As more and more of our personal information ends up online (either through our own actions or someone else’s) we must all be increasingly vigilant about taking the necessary steps to ensure our privacy from hackers. Businesses and website hosts need to be especially careful about protecting themselves from liability in the event of a data breach.
Class action lawsuits claiming damages against businesses that allegedly did not take the proper measures to protect against security breaches have been popping up with increasing frequency all over the country, but depending on the case, proving actual damages can be easier said than done.
Most, if not all, banks and credit card companies offer identity theft protection – for a fee. They’ll cover the costs of any unverified charges if your information gets stolen, but only if you pay them a monthly fee. The fee is usually around $5/month, but even that can be prohibitive for low-income consumers. As a result, most plaintiffs suing as a result of a data breach at least sue for the costs of purchasing identity theft protection.
Two recent examples of class action lawsuits involving data breaches were recently filed in New York and Illinois – the New York lawsuit was filed against Tempur Sealy and its website host, Aptos Inc.; the Illinois class action was filed against Barnes & Noble.
In the New York case, the lead plaintiff, Michelle Provost, alleges the companies failed to abide by best practices and industry standards in order to properly protect their customers’ sensitive information. Their failure to take the proper precautions allegedly resulted in a security breach in early 2016 that compromised the private information of Tempur Sealy’s customers, including payment information, email addresses, telephone numbers, and addresses.
The lawsuit further alleged that, once the breach had occurred, Tempur Sealy and Aptos Inc. had waited too long to notify customers that their information may have been compromised. Provost and her fellow plaintiffs are suing for violations of state consumer protection laws, state data breach laws, breach of implied contract, negligence, and unjust enrichment. The lawsuit is claiming actual and statutory damages, in addition to injunctive relief that would require Aptos Inc. and Tempur Sealy to maintain appropriate security measures from here on out.
A similar data breach lawsuit was filed against Barnes & Noble after customer information was taken from PIN pad terminals in 63 different stores located in nine different states. But the judge dismissed those claims, saying the plaintiffs failed to adequately claim any economic damages as a result of the breach, despite one plaintiff’s allegations that her bank account had been put on hold and she had needed to spend time with her bank and her local police to resolve the issue. The judge determined losing access to one’s bank account and the time lost speaking to professionals to sort out her finances were not sufficient to claim damages, even after she listed the minutes deducted from her cell phone plan that was used to communicate with the professionals.
Super Lawyers named Chicago class action attorneys Peter Lubin and Patrick Austermuehle Super Lawyers or Rising Stars in the Categories of Class Action, Business Litigation, and Consumer Rights Litigation.

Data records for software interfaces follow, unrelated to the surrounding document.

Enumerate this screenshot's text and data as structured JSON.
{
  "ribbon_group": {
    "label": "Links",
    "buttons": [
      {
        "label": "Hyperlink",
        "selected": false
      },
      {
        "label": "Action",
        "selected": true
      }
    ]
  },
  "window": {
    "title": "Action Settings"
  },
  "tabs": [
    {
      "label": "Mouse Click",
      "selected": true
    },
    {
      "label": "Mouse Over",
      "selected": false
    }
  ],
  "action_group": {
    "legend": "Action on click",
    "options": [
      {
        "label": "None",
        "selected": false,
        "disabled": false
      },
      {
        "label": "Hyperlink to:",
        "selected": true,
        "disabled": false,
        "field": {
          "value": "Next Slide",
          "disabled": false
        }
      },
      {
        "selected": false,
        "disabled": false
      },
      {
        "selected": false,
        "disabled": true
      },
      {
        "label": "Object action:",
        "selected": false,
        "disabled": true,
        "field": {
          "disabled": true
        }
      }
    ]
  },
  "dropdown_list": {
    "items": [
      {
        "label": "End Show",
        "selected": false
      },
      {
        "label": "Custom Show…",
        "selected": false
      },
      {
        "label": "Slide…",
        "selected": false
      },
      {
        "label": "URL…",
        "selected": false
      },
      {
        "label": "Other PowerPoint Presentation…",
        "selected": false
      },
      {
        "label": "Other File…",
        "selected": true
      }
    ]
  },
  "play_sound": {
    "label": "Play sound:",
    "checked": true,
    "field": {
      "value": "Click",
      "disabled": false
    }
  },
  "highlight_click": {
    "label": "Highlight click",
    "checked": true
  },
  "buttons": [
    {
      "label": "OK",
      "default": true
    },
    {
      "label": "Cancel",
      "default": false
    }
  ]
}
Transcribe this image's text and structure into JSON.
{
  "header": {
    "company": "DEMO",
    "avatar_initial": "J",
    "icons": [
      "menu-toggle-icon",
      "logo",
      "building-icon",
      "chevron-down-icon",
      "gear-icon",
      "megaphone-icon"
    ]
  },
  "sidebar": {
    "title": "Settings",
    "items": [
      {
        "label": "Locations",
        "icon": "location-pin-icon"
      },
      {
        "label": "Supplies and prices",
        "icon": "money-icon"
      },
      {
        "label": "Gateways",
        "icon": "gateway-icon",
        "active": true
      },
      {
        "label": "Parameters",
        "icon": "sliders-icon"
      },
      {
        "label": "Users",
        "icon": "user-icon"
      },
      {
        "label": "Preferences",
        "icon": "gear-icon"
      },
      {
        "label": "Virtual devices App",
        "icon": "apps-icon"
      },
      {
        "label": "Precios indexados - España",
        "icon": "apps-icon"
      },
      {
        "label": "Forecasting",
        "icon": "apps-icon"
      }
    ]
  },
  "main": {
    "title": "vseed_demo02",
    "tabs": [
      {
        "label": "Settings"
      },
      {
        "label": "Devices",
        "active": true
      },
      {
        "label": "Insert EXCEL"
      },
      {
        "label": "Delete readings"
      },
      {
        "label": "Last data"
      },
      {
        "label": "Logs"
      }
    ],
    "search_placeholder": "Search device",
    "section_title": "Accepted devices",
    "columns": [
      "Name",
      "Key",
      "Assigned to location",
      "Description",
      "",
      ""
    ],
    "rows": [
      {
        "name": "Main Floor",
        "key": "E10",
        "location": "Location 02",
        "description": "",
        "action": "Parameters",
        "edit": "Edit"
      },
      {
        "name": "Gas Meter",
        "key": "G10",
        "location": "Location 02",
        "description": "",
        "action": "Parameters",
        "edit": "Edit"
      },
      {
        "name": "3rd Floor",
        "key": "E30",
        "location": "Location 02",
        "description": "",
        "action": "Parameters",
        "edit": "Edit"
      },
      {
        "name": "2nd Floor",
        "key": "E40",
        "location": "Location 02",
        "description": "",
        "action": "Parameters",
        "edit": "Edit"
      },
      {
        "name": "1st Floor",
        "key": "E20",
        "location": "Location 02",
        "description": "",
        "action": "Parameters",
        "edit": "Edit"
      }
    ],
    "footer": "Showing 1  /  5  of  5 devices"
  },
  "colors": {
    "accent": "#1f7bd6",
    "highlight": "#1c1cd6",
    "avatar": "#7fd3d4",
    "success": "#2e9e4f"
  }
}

Lubin Austermuehle’s Illinois business trial lawyers have over thirty years of experience in litigating data breach, privacy, complex class action, copyright, non-compete agreement, trademark and libel suits, consumer rights and many different types of consumer, business and commercial litigation disputes including lawsuits between businesses or between shareholders and owners of the same business. Our Chicago and Naperville partnership dispute lawyers handle emergency business lawsuits involving copyrights, trademarks, injunctions, and TROS, covenant not to compete, franchise, distributor and dealer wrongful termination and trade secret lawsuits and many different kinds of business disputes involving shareholders, partnerships, LLC members, closely held businesses and employee breaches of fiduciary duty. We also assist businesses and business owners who are victims of fraud. You can contact us by calling (630) 333-0333 or our toll-free number (833) 306-4933. You can also contact us online here.